(Data provided Opens)

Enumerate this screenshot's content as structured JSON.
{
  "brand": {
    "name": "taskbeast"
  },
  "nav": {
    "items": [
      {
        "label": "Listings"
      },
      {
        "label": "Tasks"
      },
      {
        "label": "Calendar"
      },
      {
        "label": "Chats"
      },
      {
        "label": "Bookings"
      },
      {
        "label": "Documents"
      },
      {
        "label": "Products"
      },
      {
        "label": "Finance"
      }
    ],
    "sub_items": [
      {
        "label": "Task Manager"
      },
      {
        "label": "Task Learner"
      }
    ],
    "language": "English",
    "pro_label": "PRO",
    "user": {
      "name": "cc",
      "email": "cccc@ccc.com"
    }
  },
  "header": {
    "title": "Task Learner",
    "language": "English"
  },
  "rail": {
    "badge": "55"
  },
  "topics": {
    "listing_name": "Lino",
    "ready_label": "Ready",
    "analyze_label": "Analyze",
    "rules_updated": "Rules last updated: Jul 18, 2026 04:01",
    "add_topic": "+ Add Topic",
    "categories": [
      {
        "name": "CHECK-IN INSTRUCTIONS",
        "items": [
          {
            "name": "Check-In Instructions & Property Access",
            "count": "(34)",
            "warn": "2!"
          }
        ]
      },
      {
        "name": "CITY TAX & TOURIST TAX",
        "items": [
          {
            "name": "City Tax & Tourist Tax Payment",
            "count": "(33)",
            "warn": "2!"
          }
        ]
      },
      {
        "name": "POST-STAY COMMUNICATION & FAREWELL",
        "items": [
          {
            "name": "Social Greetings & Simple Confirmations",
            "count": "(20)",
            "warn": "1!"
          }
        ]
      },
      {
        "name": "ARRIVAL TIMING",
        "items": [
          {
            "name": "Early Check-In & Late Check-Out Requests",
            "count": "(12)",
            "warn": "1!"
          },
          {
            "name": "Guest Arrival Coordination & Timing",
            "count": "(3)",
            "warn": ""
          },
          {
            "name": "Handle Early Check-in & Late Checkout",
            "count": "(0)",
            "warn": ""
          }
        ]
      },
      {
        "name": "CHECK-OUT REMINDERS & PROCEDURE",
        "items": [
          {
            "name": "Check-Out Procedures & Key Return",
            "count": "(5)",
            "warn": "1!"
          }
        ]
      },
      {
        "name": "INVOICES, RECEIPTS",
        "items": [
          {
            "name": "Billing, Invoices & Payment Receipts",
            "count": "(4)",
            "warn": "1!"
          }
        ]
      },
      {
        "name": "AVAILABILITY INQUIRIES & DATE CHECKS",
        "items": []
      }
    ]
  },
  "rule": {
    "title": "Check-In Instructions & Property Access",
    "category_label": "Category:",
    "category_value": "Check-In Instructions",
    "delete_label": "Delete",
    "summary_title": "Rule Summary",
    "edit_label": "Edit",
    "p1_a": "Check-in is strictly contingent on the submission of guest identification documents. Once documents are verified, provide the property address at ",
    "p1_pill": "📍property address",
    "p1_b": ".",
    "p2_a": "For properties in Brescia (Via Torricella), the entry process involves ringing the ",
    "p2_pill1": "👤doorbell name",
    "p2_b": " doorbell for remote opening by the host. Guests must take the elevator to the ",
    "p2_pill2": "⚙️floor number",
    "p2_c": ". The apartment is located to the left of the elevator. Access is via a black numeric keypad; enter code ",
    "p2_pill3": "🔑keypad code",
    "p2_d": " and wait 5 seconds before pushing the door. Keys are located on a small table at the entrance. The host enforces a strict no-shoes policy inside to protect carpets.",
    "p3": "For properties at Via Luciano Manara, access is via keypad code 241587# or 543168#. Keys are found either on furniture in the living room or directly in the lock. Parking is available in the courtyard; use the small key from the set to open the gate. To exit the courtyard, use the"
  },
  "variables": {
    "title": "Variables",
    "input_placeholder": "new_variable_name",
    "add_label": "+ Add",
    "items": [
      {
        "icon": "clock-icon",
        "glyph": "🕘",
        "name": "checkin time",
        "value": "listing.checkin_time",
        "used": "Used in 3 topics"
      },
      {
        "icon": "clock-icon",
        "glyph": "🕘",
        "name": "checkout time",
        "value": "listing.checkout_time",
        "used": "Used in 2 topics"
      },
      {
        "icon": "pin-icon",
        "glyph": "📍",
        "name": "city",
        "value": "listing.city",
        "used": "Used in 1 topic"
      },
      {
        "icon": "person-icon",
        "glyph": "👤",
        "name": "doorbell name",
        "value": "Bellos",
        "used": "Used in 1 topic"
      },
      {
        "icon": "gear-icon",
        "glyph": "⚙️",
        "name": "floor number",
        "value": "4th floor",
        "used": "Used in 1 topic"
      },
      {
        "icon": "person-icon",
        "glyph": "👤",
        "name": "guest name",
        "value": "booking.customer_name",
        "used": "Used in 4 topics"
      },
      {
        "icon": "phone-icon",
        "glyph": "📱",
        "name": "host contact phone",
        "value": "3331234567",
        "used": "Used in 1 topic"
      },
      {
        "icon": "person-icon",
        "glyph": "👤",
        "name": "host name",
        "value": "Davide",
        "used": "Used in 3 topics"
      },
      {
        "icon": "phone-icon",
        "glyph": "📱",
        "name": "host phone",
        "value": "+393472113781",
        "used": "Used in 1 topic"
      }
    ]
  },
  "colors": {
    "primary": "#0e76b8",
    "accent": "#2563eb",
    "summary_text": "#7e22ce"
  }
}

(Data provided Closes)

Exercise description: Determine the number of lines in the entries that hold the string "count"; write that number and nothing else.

Answer area: 8